Transport Talk column with Don MacKenzie

At its meeting last week, North Yorkshire County Council agreed its budget for 2017/18. Since 2011, like other county councils in England, the county will have experienced a reduction in spending power of £169 million by 2020, equivalent to a fall of 34 per cent.

Friday, 24th February 2017, 6:00 am
Updated Tuesday, 28th February 2017, 11:18 am
We are maintaining our winter gritting service at the current level of £6million per year.

The county’s share of council tax will increase by 1.99 per cent.

Additionally, there will be a two per cent precept to help pay for the rising costs of adult social care.

Savings have had to be made, and plans are in place to continue to reduce net spending over the next three years.

In the first place NYCC has always looked to back-office, non-front-line operations as priority areas for reductions, as well as taking steps to increase income.

The county council has statutory duties in relation to education and children’s services, and has responsibilities for adult social care.

As the number of residents aged over 65 increases both in absolute terms and as a percentage of the total population of North Yorkshire, so costs increase.

Adult social care now accounts for over 40 per cent of the county’s total budget.

Against this challenging backdrop, I am pleased to confirm that key parts of my own portfolio are being protected from further downward pressure.

We intend to maintain our support of bus subsidies in rural areas, where passenger numbers are too low to enable the bus operators to run a commercially viable service.

We invest £1.5m of taxpayers’ money in subsidised bus services each year.

This is on top of the £8m that NYCC pays out to bus companies for concessionary journeys made by bus pass holders, another area of protected investment.

We are very lucky in Harrogate to have some of the finest bus services anywhere in the UK, and they pay for themselves.

On the other hand, there are villages very close to our towns which would have no bus service at all without the help given by NYCC, and it is vital we protect that support.

We are maintaining our winter gritting service at the current level of £6m per year, which is one of the highest anywhere, and which allows us to treat the greatest proportion of our key highways network of any authority in the country.

Highways maintenance and repairs continue to be of the highest priority. Central government confirmed our capital allocation for maintenance at £26.6m for 2017/18, in addition to further contributions from the Pothole Action Fund of £2.4m, and £5.1m from the National Productivity Investment Fund.

All these sums are on top of previously confirmed spending commitments totalling £44m during the years 2014-2021.

Improvements in sustainable transport, especially cycling, will also be targeted, boosted by the successful bid by NYCC for just under £1m from the Government’s Access Fund.

This will be increased to £1.1m by a contribution from the county, and will be spent on schemes to encourage the use of sustainable transport in Harrogate, Scarborough and Skipton.
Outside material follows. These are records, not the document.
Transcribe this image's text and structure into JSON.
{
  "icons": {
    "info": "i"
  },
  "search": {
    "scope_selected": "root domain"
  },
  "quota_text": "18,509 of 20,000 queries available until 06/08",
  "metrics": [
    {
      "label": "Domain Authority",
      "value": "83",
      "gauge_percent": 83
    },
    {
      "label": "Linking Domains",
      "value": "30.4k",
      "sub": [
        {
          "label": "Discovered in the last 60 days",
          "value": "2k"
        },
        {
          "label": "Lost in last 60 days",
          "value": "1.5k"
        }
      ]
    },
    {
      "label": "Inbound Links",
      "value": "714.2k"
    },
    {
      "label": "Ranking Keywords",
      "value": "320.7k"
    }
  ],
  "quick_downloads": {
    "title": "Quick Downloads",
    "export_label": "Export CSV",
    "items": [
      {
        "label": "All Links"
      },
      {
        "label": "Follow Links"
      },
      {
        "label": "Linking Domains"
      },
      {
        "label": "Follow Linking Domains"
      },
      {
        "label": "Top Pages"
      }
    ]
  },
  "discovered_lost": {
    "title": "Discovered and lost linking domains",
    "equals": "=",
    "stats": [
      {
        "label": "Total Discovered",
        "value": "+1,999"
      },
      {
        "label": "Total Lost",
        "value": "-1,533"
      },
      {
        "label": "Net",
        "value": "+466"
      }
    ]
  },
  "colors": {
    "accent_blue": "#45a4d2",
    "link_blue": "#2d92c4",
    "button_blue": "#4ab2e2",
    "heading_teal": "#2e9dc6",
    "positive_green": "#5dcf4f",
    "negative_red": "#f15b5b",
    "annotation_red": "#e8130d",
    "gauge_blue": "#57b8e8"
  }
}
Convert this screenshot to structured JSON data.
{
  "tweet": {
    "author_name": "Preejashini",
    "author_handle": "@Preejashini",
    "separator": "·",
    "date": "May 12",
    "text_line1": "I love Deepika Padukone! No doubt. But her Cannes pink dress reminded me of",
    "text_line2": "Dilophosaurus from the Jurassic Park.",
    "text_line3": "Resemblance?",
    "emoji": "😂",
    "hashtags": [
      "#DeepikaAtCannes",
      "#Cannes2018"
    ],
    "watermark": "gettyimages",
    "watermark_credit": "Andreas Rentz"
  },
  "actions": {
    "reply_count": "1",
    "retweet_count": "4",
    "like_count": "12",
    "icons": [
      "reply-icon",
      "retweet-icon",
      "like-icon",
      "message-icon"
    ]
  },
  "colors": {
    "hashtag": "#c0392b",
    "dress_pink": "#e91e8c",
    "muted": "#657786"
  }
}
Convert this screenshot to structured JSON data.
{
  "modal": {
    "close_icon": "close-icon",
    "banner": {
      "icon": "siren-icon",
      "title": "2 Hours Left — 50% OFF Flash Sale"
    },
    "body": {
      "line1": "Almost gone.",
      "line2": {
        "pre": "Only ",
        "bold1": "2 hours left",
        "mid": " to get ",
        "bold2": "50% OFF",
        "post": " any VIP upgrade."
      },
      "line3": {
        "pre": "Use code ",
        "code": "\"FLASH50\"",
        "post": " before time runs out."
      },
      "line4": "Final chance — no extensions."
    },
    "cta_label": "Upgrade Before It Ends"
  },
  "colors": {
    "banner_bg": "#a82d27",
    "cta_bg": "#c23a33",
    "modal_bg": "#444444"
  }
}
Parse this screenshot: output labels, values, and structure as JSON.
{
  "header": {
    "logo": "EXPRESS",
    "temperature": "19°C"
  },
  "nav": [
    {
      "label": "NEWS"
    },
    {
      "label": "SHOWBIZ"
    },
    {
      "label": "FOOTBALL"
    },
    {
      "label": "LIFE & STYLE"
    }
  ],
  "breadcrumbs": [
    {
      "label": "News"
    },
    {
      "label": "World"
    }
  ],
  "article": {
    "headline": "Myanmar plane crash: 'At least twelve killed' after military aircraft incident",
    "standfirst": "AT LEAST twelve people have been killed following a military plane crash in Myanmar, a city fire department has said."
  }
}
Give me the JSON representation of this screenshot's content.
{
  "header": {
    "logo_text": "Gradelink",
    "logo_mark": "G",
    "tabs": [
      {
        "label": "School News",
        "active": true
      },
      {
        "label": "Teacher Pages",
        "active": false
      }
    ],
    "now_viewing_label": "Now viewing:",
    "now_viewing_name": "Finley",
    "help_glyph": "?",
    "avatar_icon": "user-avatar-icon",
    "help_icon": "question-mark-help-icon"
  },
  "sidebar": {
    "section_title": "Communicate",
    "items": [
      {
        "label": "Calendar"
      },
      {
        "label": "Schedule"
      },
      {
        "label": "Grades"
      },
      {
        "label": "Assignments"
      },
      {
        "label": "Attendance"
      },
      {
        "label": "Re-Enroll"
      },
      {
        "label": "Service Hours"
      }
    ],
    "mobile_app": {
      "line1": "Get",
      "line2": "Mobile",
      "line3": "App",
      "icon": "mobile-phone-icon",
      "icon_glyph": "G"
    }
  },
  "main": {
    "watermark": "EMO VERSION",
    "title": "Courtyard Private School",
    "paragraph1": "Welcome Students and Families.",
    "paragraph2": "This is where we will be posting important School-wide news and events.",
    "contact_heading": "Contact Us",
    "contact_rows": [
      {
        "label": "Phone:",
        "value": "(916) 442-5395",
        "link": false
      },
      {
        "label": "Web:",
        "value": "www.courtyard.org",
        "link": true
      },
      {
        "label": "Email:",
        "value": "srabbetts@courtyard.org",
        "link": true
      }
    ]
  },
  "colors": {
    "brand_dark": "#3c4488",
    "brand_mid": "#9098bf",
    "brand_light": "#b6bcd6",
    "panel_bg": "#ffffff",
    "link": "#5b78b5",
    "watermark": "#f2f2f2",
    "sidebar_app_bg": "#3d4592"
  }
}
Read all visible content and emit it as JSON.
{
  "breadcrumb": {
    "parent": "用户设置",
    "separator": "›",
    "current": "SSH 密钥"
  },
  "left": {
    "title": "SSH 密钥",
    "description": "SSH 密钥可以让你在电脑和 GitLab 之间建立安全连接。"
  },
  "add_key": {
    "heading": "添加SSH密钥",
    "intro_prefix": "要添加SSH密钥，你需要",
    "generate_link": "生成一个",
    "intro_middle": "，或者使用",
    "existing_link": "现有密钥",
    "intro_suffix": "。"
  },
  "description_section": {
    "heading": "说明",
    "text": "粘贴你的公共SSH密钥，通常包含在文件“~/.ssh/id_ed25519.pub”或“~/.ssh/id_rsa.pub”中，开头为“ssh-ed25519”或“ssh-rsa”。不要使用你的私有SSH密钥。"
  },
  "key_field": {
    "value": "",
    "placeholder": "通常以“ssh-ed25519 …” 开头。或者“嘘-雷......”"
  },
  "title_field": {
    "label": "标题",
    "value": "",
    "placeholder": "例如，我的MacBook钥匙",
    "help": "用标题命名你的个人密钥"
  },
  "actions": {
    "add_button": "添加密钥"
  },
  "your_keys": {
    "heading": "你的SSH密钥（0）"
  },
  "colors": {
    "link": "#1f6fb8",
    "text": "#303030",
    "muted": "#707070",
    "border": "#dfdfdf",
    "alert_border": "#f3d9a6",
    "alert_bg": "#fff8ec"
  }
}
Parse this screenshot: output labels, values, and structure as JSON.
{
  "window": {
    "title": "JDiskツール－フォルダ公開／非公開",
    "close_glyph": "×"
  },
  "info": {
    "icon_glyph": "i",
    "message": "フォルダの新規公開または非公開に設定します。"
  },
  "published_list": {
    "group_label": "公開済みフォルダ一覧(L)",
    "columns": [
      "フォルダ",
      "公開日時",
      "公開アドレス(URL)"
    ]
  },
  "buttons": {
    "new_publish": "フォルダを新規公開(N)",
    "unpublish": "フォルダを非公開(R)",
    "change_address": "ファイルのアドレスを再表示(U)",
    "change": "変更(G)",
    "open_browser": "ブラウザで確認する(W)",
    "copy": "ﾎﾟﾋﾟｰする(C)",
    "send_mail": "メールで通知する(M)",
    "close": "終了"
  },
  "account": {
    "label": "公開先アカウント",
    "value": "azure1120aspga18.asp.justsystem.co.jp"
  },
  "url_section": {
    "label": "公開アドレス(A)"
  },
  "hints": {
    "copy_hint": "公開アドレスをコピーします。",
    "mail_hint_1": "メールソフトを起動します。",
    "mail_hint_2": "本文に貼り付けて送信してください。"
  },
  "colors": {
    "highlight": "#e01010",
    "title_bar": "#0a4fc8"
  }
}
The county will continue to increase funding of bids for highways improvement schemes, including those for the A59.

A proposal to bid for funding of a diversion of that key trans-Pennine route at Kex Gill is at an advanced stage, whilst work continues to study the viability of, and options for, a Harrogate Relief Road in order to address widespread concern on the part of residents about congestion on our existing town centre roads, and about the resultant air quality problems at certain busy junctions.

Broadband and mobile telephony remain key targets for investment by NYCC.

The county, through its broadband company SFNY, will shortly confirm the award of a contract worth up to £30m in the latest phase of expansion of superfast (>24Mbps) broadband throughout North Yorkshire.